## Data to process
##########

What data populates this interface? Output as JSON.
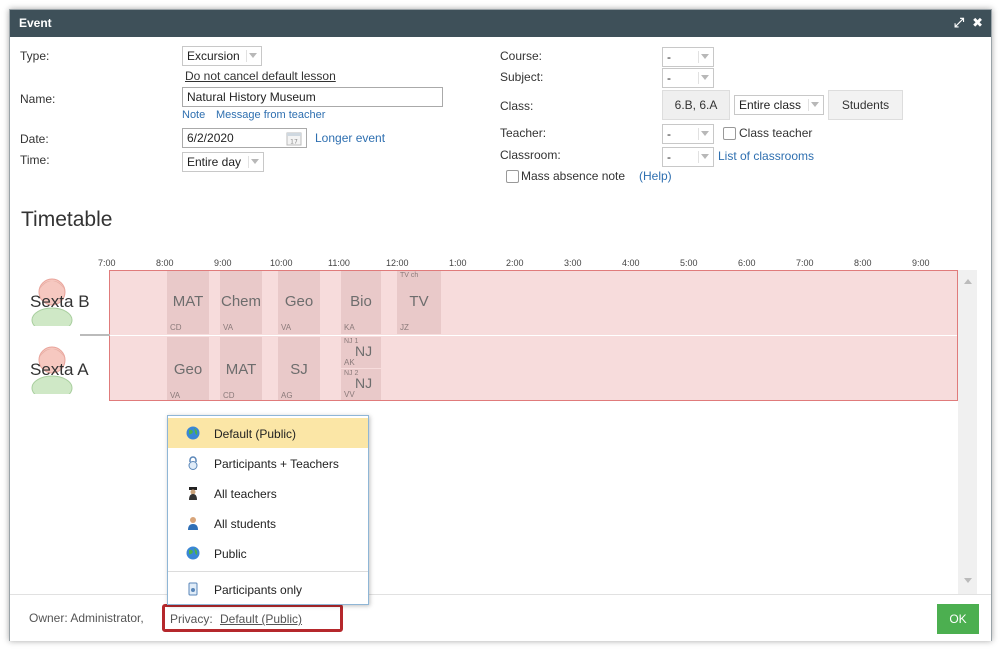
{
  "dialog": {
    "title": "Event"
  },
  "form": {
    "type_label": "Type:",
    "type_value": "Excursion",
    "dont_cancel_link": "Do not cancel default lesson",
    "name_label": "Name:",
    "name_value": "Natural History Museum",
    "note_link": "Note",
    "message_link": "Message from teacher",
    "date_label": "Date:",
    "date_value": "6/2/2020",
    "calendar_day": "17",
    "longer_event_link": "Longer event",
    "time_label": "Time:",
    "time_value": "Entire day",
    "course_label": "Course:",
    "course_value": "-",
    "subject_label": "Subject:",
    "subject_value": "-",
    "class_label": "Class:",
    "class_value": "6.B, 6.A",
    "class_scope": "Entire class",
    "students_button": "Students",
    "teacher_label": "Teacher:",
    "teacher_value": "-",
    "class_teacher_label": "Class teacher",
    "classroom_label": "Classroom:",
    "classroom_value": "-",
    "list_classrooms_link": "List of classrooms",
    "mass_absence_label": "Mass absence note",
    "help_link": "(Help)"
  },
  "timetable": {
    "title": "Timetable",
    "hours": [
      "7:00",
      "8:00",
      "9:00",
      "10:00",
      "11:00",
      "12:00",
      "1:00",
      "2:00",
      "3:00",
      "4:00",
      "5:00",
      "6:00",
      "7:00",
      "8:00",
      "9:00"
    ],
    "rows": [
      {
        "name": "Sexta B",
        "lessons": [
          {
            "subject": "MAT",
            "teacher": "CD"
          },
          {
            "subject": "Chem",
            "teacher": "VA"
          },
          {
            "subject": "Geo",
            "teacher": "VA"
          },
          {
            "subject": "Bio",
            "teacher": "KA"
          },
          {
            "subject": "TV",
            "teacher": "JZ",
            "top": "TV ch"
          }
        ]
      },
      {
        "name": "Sexta A",
        "lessons": [
          {
            "subject": "Geo",
            "teacher": "VA"
          },
          {
            "subject": "MAT",
            "teacher": "CD"
          },
          {
            "subject": "SJ",
            "teacher": "AG"
          },
          {
            "subject": "NJ",
            "teacher": "AK",
            "top": "NJ 1"
          },
          {
            "subject": "NJ",
            "teacher": "VV",
            "top": "NJ 2"
          }
        ]
      }
    ]
  },
  "privacy_menu": {
    "items": [
      {
        "label": "Default (Public)",
        "icon": "globe-icon",
        "selected": true
      },
      {
        "label": "Participants + Teachers",
        "icon": "lock-icon"
      },
      {
        "label": "All teachers",
        "icon": "teacher-icon"
      },
      {
        "label": "All students",
        "icon": "student-icon"
      },
      {
        "label": "Public",
        "icon": "globe-icon"
      },
      {
        "label": "Participants only",
        "icon": "participants-icon"
      }
    ]
  },
  "footer": {
    "owner_text": "Owner: Administrator,",
    "privacy_label": "Privacy:",
    "privacy_value": "Default (Public)",
    "ok_button": "OK"
  },
  "colors": {
    "titlebar": "#3e5059",
    "band": "#f7dcdc",
    "band_border": "#e07b7b",
    "ok": "#4caf50",
    "highlight": "#b5282c",
    "menu_selected": "#fbe6a6"
  }
}
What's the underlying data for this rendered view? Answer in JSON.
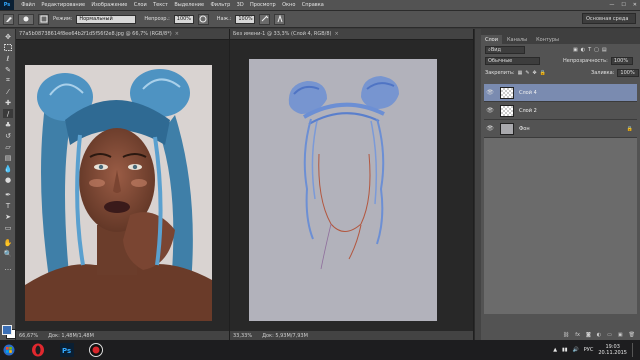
{
  "menubar": {
    "logo": "Ps",
    "items": [
      "Файл",
      "Редактирование",
      "Изображение",
      "Слои",
      "Текст",
      "Выделение",
      "Фильтр",
      "3D",
      "Просмотр",
      "Окно",
      "Справка"
    ],
    "controls": [
      "—",
      "☐",
      "✕"
    ]
  },
  "options": {
    "mode_label": "Режим:",
    "mode_value": "Нормальный",
    "opacity_label": "Непрозр.:",
    "opacity_value": "100%",
    "flow_label": "Наж.:",
    "flow_value": "100%",
    "workspace": "Основная среда"
  },
  "doc1": {
    "tab": "77a5b08738614f8ee64b2f1d5f56f2e8.jpg @ 66,7% (RGB/8*)",
    "zoom": "66,67%",
    "status": "Док: 1,48M/1,48M"
  },
  "doc2": {
    "tab": "Без имени-1 @ 33,3% (Слой 4, RGB/8)",
    "zoom": "33,33%",
    "status": "Док: 5,93M/7,93M"
  },
  "panel": {
    "tabs": [
      "Слои",
      "Каналы",
      "Контуры"
    ],
    "filter_label": "Вид",
    "blend_mode": "Обычные",
    "opacity_label": "Непрозрачность:",
    "opacity_value": "100%",
    "lock_label": "Закрепить:",
    "fill_label": "Заливка:",
    "fill_value": "100%",
    "layers": [
      {
        "name": "Слой 4",
        "selected": true,
        "thumb": "checker"
      },
      {
        "name": "Слой 2",
        "selected": false,
        "thumb": "checker"
      },
      {
        "name": "Фон",
        "selected": false,
        "thumb": "grey"
      }
    ],
    "bottom_icons": [
      "link-icon",
      "fx-icon",
      "mask-icon",
      "adjust-icon",
      "folder-icon",
      "new-layer-icon",
      "trash-icon"
    ]
  },
  "taskbar": {
    "apps": [
      "opera-icon",
      "photoshop-icon",
      "recorder-icon"
    ],
    "lang": "РУС",
    "time": "19:03",
    "date": "20.11.2015"
  },
  "colors": {
    "foreground": "#3b6fb6",
    "background": "#ffffff",
    "selected_layer": "#7a8bb0"
  }
}
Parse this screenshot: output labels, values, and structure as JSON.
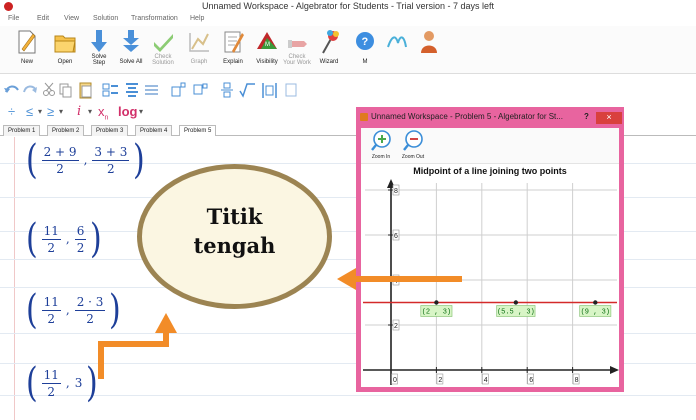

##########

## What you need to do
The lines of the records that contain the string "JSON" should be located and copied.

## Result
What data populates this interface? Output as JSON.
What's the underlying data for this rendered view? Answer in JSON.
Parse this screenshot: output labels, values, and structure as JSON.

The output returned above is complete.